|International Classification||B25J9/10, G05B19/4093, G05B19/41, B25J9/18|
|Cooperative Classification||G05B2219/34101, G05B19/41|
|Jul 9, 1987||AS||Assignment|
Owner name: SIEMENS AKTIENGESELLSCHAFT, MUNCHEN, GERMANY, A CO
Free format text: ASSIGNMENT OF ASSIGNORS INTEREST.;ASSIGNOR:FUEHRER, DIETHELM;REEL/FRAME:004771/0892
Effective date: 19870706
Owner name: SIEMENS AKTIENGESELLSCHAFT,GERMANY
Free format text: ASSIGNMENT OF ASSIGNORS INTEREST;ASSIGNOR:FUEHRER, DIETHELM;REEL/FRAME:004771/0892
Effective date: 19870706
|Apr 28, 1993||FPAY||Fee payment|
Year of fee payment: 4
|Jun 17, 1997||REMI||Maintenance fee reminder mailed|
|Nov 9, 1997||LAPS||Lapse for failure to pay maintenance fees|
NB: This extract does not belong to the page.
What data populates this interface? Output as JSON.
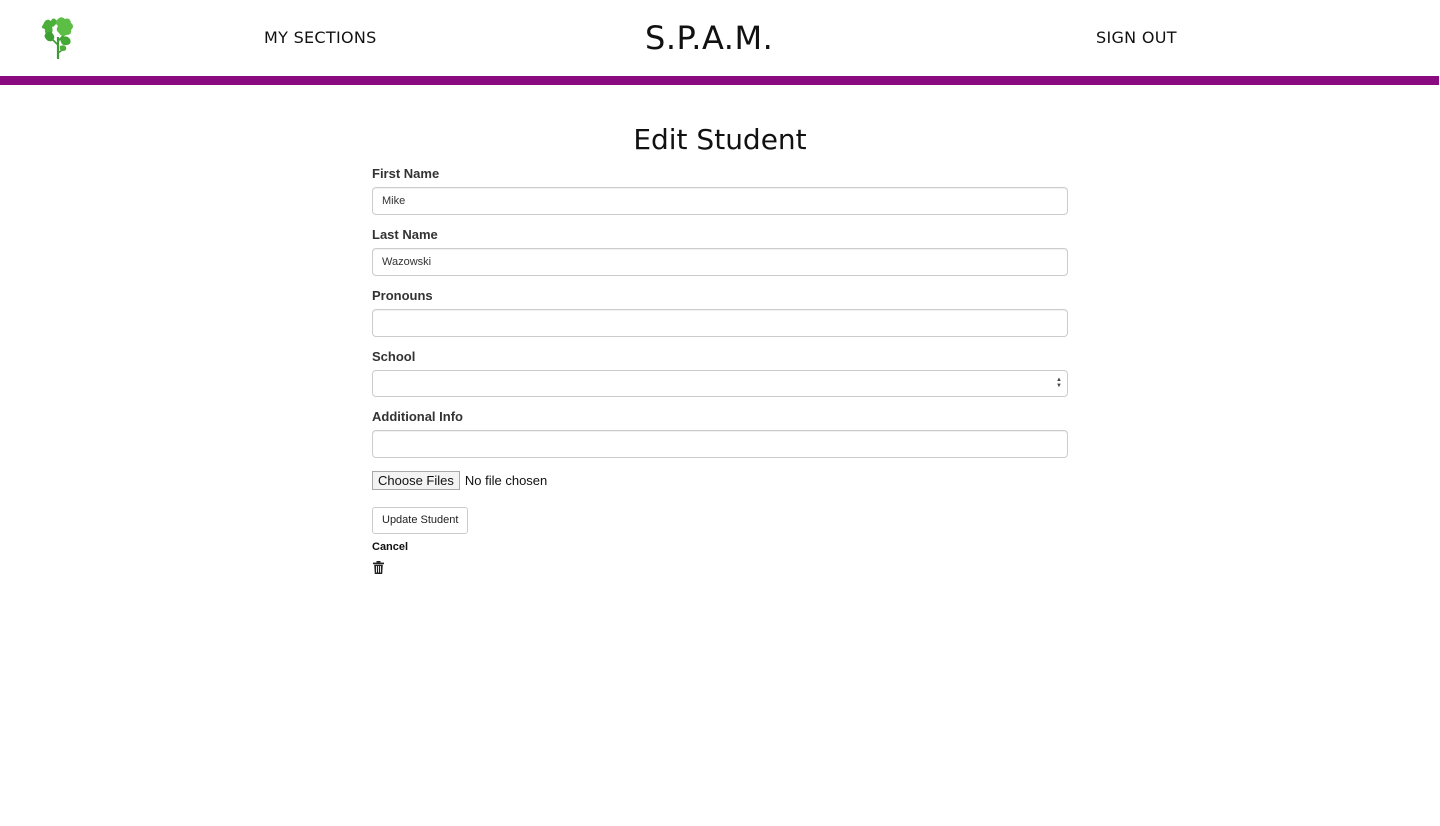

|Jan 20, 1998||FP||Expired due to failure to pay maintenance fee|
Effective date: 19971112